[Stored entries]
============
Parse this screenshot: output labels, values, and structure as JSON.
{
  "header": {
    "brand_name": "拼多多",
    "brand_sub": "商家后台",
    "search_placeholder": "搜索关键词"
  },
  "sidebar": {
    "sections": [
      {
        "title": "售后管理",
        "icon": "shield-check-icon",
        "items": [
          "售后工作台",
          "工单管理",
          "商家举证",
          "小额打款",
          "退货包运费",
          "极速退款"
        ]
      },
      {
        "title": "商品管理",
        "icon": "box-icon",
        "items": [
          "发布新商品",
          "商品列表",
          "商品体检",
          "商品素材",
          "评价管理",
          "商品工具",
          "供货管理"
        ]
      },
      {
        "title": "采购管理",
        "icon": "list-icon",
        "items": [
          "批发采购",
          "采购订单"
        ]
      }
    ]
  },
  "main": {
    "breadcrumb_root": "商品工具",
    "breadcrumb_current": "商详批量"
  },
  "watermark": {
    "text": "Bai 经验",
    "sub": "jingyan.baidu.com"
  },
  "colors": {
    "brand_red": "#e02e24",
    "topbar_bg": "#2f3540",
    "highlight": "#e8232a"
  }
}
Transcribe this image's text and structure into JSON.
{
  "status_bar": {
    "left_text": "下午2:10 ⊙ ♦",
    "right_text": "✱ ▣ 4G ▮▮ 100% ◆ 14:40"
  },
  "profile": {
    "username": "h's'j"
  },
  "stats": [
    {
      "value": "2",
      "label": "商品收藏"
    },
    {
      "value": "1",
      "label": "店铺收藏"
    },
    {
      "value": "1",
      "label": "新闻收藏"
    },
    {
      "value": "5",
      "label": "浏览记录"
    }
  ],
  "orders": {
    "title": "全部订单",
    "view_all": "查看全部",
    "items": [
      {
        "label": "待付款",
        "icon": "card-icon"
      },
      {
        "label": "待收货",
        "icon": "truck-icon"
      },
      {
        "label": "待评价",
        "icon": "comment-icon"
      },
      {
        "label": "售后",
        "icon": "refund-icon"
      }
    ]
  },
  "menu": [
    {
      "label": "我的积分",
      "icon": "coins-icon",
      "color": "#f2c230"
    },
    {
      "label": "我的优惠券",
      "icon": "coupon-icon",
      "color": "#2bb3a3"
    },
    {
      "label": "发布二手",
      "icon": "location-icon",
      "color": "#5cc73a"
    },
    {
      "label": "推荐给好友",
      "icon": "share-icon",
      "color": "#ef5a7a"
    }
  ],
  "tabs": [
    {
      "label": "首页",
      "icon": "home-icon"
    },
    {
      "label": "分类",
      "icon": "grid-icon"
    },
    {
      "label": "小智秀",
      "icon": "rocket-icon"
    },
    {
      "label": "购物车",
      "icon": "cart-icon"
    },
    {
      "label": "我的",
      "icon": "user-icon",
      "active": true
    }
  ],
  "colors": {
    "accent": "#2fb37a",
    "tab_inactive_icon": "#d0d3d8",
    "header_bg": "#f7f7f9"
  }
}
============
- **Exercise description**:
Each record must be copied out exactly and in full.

- **Your response**:
Parse this screenshot: output labels, values, and structure as JSON.
{
  "header": {
    "brand_name": "拼多多",
    "brand_sub": "商家后台",
    "search_placeholder": "搜索关键词"
  },
  "sidebar": {
    "sections": [
      {
        "title": "售后管理",
        "icon": "shield-check-icon",
        "items": [
          "售后工作台",
          "工单管理",
          "商家举证",
          "小额打款",
          "退货包运费",
          "极速退款"
        ]
      },
      {
        "title": "商品管理",
        "icon": "box-icon",
        "items": [
          "发布新商品",
          "商品列表",
          "商品体检",
          "商品素材",
          "评价管理",
          "商品工具",
          "供货管理"
        ]
      },
      {
        "title": "采购管理",
        "icon": "list-icon",
        "items": [
          "批发采购",
          "采购订单"
        ]
      }
    ]
  },
  "main": {
    "breadcrumb_root": "商品工具",
    "breadcrumb_current": "商详批量"
  },
  "watermark": {
    "text": "Bai 经验",
    "sub": "jingyan.baidu.com"
  },
  "colors": {
    "brand_red": "#e02e24",
    "topbar_bg": "#2f3540",
    "highlight": "#e8232a"
  }
}
Transcribe this image's text and structure into JSON.
{
  "status_bar": {
    "left_text": "下午2:10 ⊙ ♦",
    "right_text": "✱ ▣ 4G ▮▮ 100% ◆ 14:40"
  },
  "profile": {
    "username": "h's'j"
  },
  "stats": [
    {
      "value": "2",
      "label": "商品收藏"
    },
    {
      "value": "1",
      "label": "店铺收藏"
    },
    {
      "value": "1",
      "label": "新闻收藏"
    },
    {
      "value": "5",
      "label": "浏览记录"
    }
  ],
  "orders": {
    "title": "全部订单",
    "view_all": "查看全部",
    "items": [
      {
        "label": "待付款",
        "icon": "card-icon"
      },
      {
        "label": "待收货",
        "icon": "truck-icon"
      },
      {
        "label": "待评价",
        "icon": "comment-icon"
      },
      {
        "label": "售后",
        "icon": "refund-icon"
      }
    ]
  },
  "menu": [
    {
      "label": "我的积分",
      "icon": "coins-icon",
      "color": "#f2c230"
    },
    {
      "label": "我的优惠券",
      "icon": "coupon-icon",
      "color": "#2bb3a3"
    },
    {
      "label": "发布二手",
      "icon": "location-icon",
      "color": "#5cc73a"
    },
    {
      "label": "推荐给好友",
      "icon": "share-icon",
      "color": "#ef5a7a"
    }
  ],
  "tabs": [
    {
      "label": "首页",
      "icon": "home-icon"
    },
    {
      "label": "分类",
      "icon": "grid-icon"
    },
    {
      "label": "小智秀",
      "icon": "rocket-icon"
    },
    {
      "label": "购物车",
      "icon": "cart-icon"
    },
    {
      "label": "我的",
      "icon": "user-icon",
      "active": true
    }
  ],
  "colors": {
    "accent": "#2fb37a",
    "tab_inactive_icon": "#d0d3d8",
    "header_bg": "#f7f7f9"
  }
}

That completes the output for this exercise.